Both buildings, the materials they are made from and our investment models need to change to adjust their carbon footprint. Small scale efficiencies like improvements in heating, lighting or appliances will play a role. However, given the breadth of the built environment’s impact, bigger solutions will also be needed: building-level electricity and thermal storage, new construction methods and circular approaches to investment and risk-management. 


Despite the challenges, a report from PwC, ‘The State of Climate Tech 2020,’ outlined key trends supporting innovation and investment in green technologies. 


New and cheaper technologies: technology advances and infrastructure investment have shifted the cost curve down, and powerful new technologies – like AI, cloud, blockchain, and advanced sensors – are not only enabling solutions to be optimised and scaled but are offering entirely new business models.


Greater consumer demand: sustainability is the new disruptor for the consumer goods segment, with consumers demanding more from brands and sustainable products starting to demonstrate higher growth rates than their non-sustainable rivals. A new class of ‘climate tech unicorns’ such as Tesla, Nest, Oatly and Impossible Foods have also emerged showcasing the viability of disruptive approaches in the consumer market that also deliver on sustainability.
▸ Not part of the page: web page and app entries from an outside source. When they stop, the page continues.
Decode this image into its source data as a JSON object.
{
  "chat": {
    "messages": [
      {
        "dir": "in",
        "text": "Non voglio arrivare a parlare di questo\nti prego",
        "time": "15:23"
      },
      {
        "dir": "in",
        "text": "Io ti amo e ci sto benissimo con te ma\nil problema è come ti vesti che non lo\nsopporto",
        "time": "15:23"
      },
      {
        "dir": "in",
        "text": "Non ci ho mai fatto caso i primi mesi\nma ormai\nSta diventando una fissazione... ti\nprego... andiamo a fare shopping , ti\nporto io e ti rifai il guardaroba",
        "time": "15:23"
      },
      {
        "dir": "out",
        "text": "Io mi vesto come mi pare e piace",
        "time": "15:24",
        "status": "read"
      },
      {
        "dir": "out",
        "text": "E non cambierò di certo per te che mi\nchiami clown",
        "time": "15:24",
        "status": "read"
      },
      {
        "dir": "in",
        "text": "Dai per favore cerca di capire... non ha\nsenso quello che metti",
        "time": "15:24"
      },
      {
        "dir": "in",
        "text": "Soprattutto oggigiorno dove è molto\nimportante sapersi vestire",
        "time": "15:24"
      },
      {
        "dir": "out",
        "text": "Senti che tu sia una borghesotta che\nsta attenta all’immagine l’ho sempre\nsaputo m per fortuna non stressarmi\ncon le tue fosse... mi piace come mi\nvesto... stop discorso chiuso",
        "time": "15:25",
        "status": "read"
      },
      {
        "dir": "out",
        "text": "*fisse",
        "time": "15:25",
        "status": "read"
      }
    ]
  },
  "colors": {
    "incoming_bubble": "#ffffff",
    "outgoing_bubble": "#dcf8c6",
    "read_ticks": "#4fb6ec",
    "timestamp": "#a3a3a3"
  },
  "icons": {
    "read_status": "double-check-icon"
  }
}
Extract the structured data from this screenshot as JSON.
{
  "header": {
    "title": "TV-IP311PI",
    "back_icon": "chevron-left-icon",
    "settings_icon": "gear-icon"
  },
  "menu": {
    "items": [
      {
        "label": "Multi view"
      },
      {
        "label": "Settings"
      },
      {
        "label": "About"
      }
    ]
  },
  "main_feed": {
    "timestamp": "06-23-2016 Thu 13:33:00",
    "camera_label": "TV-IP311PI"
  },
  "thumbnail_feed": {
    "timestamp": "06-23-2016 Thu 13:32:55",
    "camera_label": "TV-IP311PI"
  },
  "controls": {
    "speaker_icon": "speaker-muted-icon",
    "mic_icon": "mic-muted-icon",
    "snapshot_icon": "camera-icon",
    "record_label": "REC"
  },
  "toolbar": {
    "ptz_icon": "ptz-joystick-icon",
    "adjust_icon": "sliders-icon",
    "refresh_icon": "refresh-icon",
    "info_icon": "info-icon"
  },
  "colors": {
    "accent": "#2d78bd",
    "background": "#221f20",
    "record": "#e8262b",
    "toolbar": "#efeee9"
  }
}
In the built environment, there is a similar demand and a 'green' angle has become a sought after edge. However, this demand has also lead to designs becoming green-washed to win projects or to attract press coverage.


More supportive policies and regulations: with over one hundred countries committing to net zero emissions economies before 2050, we can expect to see continued and rapid strengthening of policymaking over coming years, including carbon pricing, subsidies, standards, bans and phase-outs, public finance mechanisms and green infrastructure investment.



Cities embrace green technology


For lasting change, it will take many of these factors working together. We need more than good attitudes to help shift the built environment towards a carbon-neutral future. However, the stage appears set for an uptick of green tech into a mainstream investment, the corporate landscape and the built environment in the decade ahead.


We are already seeing cities invest in bold solutions to solve climate issues that are central to the built environment. The Helsinki Energy Challenge, for example, was launched to encourage innovative, sustainable alternatives for urban heating systems, using the city of Helsinki as a testbed. 


Four winning designs were chosen, among which was Carlo Ratti Associati’s Hot Heart project. Comprised of 10 floating reservoirs, the system would use seawater heat pumps to convert mainly carbon-free electrical energy from sources such as wind and solar power into heat.


The Finnish capital intends to use the winning solutions to reduce the city's dependence on coal and biomass to meet its target of carbon neutrality by 2035. Hopefully, showing the way for other coastal cities to do the same.